Even if is not a merger in near term, but at least it will make a future merger easier.
Please also refer to my earlier article:
No surprise at all. It is a sensible and practical deal from Temasek’s point of view. There is no question that SCM requires to recapitalise because her balance sheet is weak. At the same time SCI can free herself from SCM’s sporadic business, and focus on growing her core business and bottom line.
In this deal, I think it is a win-win for both SCI and SCM overall. But perhaps more tilted towards SCI side.
SCM investors faces dilution of shares if they do not subscribe fully to their entitled rights. And for retail investors who are cash-strapped, it will be a difficult decision. To spend more cash on a (SCM) business that does not evidently exhibit bright future prospects, or to conserve cash for other stocks, and let your current shares of SCM dilute?  

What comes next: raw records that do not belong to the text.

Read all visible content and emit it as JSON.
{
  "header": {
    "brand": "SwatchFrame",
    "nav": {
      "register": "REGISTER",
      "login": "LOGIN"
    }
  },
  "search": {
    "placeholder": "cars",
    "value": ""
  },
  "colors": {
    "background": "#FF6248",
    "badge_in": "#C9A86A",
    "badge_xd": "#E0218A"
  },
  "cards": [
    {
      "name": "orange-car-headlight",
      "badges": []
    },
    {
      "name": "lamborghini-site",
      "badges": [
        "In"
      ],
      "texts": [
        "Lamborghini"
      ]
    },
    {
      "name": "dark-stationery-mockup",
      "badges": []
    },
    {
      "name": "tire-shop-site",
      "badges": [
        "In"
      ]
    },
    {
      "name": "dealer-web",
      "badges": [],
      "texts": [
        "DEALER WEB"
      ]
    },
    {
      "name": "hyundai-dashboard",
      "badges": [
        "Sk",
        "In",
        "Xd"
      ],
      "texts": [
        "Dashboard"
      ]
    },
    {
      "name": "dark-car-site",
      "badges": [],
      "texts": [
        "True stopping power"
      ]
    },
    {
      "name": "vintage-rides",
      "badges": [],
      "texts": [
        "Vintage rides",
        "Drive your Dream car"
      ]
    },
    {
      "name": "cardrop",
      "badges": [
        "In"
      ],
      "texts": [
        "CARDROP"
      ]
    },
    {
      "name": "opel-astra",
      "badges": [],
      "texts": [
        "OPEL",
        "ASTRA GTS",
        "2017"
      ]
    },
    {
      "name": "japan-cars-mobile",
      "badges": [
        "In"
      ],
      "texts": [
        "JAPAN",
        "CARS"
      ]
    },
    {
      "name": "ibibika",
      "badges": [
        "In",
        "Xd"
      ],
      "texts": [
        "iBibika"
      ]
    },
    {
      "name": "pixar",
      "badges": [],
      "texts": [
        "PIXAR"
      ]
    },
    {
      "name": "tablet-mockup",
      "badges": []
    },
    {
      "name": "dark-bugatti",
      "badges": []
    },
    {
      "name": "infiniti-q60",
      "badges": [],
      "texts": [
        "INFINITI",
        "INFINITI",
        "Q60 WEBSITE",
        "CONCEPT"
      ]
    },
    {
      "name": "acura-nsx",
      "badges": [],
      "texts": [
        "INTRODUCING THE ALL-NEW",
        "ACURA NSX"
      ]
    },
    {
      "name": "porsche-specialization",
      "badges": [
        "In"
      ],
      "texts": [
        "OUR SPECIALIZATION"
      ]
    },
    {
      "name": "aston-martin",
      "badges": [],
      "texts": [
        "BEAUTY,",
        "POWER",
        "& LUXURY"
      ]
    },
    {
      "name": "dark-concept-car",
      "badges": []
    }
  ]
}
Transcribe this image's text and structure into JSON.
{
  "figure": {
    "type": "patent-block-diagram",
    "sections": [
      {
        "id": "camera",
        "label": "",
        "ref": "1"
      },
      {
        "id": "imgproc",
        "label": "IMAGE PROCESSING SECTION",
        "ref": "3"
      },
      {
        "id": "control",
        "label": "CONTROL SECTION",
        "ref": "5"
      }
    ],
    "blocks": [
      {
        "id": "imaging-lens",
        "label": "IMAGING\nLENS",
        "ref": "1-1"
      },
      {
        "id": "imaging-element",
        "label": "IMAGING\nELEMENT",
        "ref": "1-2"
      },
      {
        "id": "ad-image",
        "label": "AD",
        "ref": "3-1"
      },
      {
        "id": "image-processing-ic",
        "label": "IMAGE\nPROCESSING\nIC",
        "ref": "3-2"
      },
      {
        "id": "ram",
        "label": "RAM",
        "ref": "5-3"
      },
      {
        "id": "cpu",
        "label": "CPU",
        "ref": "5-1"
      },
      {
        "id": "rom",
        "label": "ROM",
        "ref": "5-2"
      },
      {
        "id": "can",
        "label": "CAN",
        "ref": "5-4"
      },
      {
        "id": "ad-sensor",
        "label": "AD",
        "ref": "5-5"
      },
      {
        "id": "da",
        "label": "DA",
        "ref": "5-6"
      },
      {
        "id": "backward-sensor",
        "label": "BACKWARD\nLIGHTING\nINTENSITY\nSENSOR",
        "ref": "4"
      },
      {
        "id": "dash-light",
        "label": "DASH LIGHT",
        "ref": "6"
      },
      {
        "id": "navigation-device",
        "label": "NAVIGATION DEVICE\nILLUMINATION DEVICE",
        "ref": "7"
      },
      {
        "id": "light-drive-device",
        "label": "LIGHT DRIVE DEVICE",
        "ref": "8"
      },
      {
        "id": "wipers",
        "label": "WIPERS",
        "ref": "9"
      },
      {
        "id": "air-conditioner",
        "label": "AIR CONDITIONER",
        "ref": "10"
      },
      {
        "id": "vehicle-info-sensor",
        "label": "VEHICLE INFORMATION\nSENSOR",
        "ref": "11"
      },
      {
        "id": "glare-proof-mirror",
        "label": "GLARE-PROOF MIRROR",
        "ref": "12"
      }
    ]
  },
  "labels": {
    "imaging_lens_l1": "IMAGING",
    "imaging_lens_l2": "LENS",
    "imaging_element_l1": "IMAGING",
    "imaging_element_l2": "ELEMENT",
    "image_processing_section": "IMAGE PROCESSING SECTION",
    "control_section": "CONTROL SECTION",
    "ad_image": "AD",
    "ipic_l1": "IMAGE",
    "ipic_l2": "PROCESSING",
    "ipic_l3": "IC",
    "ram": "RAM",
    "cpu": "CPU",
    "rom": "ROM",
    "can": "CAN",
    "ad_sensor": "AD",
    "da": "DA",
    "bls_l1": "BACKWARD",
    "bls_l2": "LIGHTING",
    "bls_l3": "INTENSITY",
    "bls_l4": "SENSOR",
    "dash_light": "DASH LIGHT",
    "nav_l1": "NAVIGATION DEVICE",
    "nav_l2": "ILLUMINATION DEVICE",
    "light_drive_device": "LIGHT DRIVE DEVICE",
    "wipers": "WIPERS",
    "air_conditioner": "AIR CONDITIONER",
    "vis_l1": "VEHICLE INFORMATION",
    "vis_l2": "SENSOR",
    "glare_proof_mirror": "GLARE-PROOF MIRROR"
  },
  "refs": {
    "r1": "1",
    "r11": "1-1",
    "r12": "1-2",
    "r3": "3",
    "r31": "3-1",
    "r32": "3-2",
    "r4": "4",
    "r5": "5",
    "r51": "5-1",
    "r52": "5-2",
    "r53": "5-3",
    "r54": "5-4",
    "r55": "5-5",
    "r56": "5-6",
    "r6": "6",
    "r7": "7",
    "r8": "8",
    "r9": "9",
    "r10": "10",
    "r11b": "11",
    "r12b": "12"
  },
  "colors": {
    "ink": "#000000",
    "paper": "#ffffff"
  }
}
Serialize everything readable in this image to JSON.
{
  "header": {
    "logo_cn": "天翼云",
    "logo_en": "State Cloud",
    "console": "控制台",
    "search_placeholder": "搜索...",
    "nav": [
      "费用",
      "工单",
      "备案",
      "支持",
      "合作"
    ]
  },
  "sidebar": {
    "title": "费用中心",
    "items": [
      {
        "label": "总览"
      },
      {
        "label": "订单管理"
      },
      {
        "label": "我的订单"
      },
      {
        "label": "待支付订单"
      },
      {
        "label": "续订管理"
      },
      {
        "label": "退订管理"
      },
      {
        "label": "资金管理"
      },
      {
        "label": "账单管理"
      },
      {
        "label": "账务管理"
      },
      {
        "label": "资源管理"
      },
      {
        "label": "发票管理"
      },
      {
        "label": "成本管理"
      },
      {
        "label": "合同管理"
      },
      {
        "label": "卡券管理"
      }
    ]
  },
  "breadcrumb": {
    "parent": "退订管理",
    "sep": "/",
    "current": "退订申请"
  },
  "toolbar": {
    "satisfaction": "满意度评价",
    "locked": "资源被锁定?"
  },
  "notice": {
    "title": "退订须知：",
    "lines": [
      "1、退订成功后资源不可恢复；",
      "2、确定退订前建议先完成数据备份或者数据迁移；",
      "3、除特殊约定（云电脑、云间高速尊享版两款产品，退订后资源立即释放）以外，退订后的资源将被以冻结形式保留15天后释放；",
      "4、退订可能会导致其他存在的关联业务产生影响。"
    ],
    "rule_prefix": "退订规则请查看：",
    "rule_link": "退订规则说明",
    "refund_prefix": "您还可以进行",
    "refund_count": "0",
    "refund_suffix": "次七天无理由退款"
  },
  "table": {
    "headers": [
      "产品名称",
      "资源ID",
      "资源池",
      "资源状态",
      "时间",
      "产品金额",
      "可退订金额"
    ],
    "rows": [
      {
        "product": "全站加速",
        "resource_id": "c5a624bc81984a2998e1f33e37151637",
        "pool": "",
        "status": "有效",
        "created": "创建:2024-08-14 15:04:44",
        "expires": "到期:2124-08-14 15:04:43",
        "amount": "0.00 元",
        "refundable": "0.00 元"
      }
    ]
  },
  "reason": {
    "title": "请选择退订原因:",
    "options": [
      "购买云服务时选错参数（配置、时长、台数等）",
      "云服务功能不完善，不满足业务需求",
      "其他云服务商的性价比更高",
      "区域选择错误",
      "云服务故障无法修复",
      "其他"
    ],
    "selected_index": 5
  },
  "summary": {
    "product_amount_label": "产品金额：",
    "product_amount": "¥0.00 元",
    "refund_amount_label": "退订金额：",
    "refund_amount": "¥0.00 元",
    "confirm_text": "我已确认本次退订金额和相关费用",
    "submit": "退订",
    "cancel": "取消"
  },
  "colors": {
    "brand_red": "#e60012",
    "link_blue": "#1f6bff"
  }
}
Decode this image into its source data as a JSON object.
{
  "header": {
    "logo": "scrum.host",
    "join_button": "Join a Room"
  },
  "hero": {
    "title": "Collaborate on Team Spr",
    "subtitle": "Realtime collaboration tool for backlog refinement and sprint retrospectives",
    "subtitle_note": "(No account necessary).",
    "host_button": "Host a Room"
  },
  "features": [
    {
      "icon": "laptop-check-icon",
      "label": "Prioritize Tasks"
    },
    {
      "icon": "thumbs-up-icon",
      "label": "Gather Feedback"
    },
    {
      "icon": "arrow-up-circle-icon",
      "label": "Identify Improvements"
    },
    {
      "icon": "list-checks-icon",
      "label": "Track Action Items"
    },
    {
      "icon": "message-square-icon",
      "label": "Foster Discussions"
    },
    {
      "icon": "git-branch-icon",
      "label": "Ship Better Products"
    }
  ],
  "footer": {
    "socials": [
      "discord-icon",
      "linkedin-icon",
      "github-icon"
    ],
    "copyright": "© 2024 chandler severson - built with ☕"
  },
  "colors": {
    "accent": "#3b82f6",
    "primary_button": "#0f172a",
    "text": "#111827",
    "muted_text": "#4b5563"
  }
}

Or maybe there is a hope that SCM and KOM will merge soon, and through the merger SCM share price will soar! Or perhaps Temasek will take both companies private and merge them offering a good price for SCM’s investors. Everything is possible.
But one thing I am pretty sure is that the merger of SCM of KOM will not happen within this year or perhaps not even by end of next year. It is not as easy an easy merger as what, we outsiders thought. First Temasek needs to acquire more shares of Keppel Corp being KOM’s parent to have a majority right. Then Temasek can then either sell private company KOM to public listed SCM with the approval of both Keppel and SCM’s shareholders. And this is not all.

Because KOM and SCM are two world’s largest oil rig builders, combining these two giants in the oil and gas sector will mean almost complete monopoly in this segment of business. The global anti-competition authorities will have to give the approval, which they may reject the merger, or the process may just drag on and on. This is exemplified in the case of Korean yards HHI and DSME merger, which gave rise to multiple protests and delays.